Genn was a governor of the Mermaid Theatre and trustee of the Yvonne Arnaud Theatre. He was also council member of the Arts Educational Trust. He was appointed Distinguished Visiting Professor of Theatre Arts, Pennsylvania State University, 1968 and Visiting Professor of Drama, University of Utah, 1969.

Genn died 26 January 1978 in London from pneumonia, complications of a heart attack. His interment was in France.

Filmography[edit]

He was nominated for Best Supporting Actor for his portrayal of Petronius in Quo Vadis.

Theatre[edit]

  • 1930 A Marriage Has Been Disarranged, Devonshire Park Theatre, Eastbourne, Royalty Theatre
  • appearances in: No 17; Tiger Cats; Champion North; While Parents Sleep; Clive of India
  • 1931 O.H.M.S.
  • 1934-36 Old Vic Company:
1934-35 Old Vic Season
  • Much Ado About Nothing
  • Henry IV Part 2
  • Major Barbara
  • Hippolytus by Euripides
  • The Two Shepherds by Sierra
  • Othello
  • The Taming of the Shrew, Sadler's Wells
  • Saint Joan, Old Vic/Sadler's Wells
  • Richard II
  • Antony and Cleopatra
  • Hamlet
  • Shakespeare Birthday Festival- April 23, 1935
  • Last Night of Shakespeare Season: scenes from Hamlet, Richard II, Taming of The Shrew, May 20, 1935
1935-36 Old Vic Season
  • Julius Caesar
  • Macbeth
  • Richard III
  • King Lear
  • Saint Helena by R.C. Sherriff
  • Peer Gynt
  • The School for Scandal
  • 1936 St Helena, Dalys Theatre
1936-37 Old Vic Season

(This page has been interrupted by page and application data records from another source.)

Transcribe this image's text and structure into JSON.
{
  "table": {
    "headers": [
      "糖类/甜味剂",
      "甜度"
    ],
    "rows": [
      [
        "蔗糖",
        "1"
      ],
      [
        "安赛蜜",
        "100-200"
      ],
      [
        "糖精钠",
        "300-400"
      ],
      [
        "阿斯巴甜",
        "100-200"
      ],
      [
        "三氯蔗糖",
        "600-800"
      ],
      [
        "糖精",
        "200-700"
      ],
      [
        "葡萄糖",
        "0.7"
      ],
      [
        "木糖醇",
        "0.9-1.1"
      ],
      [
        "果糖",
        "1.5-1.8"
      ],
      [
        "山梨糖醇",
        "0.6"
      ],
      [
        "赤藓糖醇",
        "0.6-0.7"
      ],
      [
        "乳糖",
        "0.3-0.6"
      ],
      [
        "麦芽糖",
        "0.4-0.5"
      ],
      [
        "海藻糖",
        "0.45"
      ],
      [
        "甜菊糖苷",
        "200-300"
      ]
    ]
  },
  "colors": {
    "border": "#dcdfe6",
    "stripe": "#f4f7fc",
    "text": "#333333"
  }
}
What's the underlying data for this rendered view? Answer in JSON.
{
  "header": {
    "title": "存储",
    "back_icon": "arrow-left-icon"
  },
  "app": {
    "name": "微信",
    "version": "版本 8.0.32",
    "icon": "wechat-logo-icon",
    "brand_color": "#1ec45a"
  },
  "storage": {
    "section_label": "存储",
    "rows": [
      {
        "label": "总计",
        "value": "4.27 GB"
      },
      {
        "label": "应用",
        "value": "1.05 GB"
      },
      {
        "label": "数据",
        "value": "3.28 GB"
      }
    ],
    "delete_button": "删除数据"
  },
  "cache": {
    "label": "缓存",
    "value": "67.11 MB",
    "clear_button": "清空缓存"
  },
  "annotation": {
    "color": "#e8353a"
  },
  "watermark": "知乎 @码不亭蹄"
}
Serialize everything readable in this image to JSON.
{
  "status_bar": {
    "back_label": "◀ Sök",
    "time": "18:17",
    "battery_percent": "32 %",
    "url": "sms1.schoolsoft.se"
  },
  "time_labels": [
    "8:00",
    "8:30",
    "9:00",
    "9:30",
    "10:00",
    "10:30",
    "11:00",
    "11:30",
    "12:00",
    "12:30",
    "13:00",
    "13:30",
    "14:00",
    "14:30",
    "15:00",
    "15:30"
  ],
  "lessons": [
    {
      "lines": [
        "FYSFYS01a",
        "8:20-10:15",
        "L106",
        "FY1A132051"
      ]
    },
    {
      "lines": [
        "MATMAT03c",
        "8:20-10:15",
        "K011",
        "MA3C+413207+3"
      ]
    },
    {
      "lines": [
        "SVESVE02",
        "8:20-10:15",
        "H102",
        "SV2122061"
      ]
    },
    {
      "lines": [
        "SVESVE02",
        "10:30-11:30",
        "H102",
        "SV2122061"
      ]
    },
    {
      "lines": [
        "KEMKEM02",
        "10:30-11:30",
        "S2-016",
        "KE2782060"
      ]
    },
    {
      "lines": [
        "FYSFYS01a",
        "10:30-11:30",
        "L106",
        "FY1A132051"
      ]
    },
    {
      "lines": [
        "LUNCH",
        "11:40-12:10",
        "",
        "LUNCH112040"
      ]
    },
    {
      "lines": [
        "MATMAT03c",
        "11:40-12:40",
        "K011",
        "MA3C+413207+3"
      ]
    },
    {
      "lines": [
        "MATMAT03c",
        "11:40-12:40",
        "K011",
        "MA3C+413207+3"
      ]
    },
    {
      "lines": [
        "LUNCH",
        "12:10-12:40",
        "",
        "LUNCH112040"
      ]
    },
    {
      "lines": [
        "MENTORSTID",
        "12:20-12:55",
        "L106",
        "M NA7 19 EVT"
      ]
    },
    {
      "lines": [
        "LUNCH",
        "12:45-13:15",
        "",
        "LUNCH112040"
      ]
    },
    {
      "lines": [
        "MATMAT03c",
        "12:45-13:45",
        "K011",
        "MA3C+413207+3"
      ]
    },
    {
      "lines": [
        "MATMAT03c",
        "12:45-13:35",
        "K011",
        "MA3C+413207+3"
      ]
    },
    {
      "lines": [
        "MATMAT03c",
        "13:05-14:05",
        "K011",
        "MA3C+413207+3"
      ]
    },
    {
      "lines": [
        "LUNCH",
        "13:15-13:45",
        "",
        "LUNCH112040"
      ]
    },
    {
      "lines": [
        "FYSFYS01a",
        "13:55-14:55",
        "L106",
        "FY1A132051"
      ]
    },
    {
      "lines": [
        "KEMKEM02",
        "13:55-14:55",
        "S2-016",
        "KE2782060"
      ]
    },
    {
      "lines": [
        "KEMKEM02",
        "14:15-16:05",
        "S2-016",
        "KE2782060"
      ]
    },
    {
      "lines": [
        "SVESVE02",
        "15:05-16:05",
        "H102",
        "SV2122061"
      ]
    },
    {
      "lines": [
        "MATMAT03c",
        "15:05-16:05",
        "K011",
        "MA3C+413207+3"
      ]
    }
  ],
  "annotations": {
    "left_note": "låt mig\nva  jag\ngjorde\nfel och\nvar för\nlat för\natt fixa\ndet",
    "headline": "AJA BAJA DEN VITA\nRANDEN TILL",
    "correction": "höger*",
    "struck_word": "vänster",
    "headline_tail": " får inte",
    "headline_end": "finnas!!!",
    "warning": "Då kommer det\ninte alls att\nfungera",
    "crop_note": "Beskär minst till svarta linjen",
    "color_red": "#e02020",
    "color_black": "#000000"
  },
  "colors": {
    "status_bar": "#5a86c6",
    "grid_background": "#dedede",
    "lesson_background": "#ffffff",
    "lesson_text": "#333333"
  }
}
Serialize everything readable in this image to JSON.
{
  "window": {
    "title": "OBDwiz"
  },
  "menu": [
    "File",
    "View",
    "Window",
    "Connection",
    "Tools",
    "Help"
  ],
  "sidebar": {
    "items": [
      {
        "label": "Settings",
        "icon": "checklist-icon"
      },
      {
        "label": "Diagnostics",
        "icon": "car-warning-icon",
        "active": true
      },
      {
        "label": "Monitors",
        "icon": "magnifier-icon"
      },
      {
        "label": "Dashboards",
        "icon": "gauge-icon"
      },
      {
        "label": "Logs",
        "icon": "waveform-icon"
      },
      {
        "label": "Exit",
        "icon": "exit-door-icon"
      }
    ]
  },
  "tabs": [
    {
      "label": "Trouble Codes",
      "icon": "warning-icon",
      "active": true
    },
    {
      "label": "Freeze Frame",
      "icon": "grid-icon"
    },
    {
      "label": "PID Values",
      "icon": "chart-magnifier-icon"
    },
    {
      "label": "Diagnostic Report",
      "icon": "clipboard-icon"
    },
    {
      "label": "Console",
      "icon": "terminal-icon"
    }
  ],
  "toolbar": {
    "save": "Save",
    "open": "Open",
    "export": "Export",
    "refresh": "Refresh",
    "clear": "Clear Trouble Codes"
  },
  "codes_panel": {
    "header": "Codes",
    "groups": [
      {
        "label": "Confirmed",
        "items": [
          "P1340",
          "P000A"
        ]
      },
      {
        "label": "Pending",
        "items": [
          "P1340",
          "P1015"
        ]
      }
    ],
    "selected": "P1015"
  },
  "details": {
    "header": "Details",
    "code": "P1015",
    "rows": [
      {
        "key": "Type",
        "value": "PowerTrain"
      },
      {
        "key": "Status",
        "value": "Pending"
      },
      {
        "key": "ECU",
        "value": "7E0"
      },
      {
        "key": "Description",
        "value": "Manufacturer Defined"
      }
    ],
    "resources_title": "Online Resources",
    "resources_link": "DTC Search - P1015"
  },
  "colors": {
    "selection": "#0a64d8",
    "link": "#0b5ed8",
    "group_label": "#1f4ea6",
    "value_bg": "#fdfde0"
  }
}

Television[edit]

  • 1955 Omnibus: "Herod"
  • 1955 Screen Director's Playhouse: "Titanic Incident"
  • 1960 Mrs Miniver with Maureen O'Hara as Mrs Miniver and Leo Genn as Clem Miniver, CBS
  • 1961 The Defenders
  • 1961 The Jack Paar Show, (himself)
  • 1962 An Act of Faith, a BBC documentary on Coventry Cathedral, narrated by Leo Genn
  • 1963 Bob Hope Presents The Chrysler Theatre: "Commander Tony Gardiner"
  • 1963 The Merv Griffin Show, (himself)
  • 1964 "The Thirty Days of Gavin Heath", an episode of The Virginian, Leo Genn as Gavin Heath
  • 1965 The Cat's Cradle by Hugo Charteris, an installment of The Wednesday Play, BBC Television
  • 1967 Saint Joan
  • 1969 Strange Report
  • 1969 The Expert
  • 1970 Howard's End (with Glenda Jackson), an installment of Play of the Month BBC Television
  • 1971 The Persuaders
  • 1974 The Zoo Gang

Radio[edit]

References[edit]

External links[edit]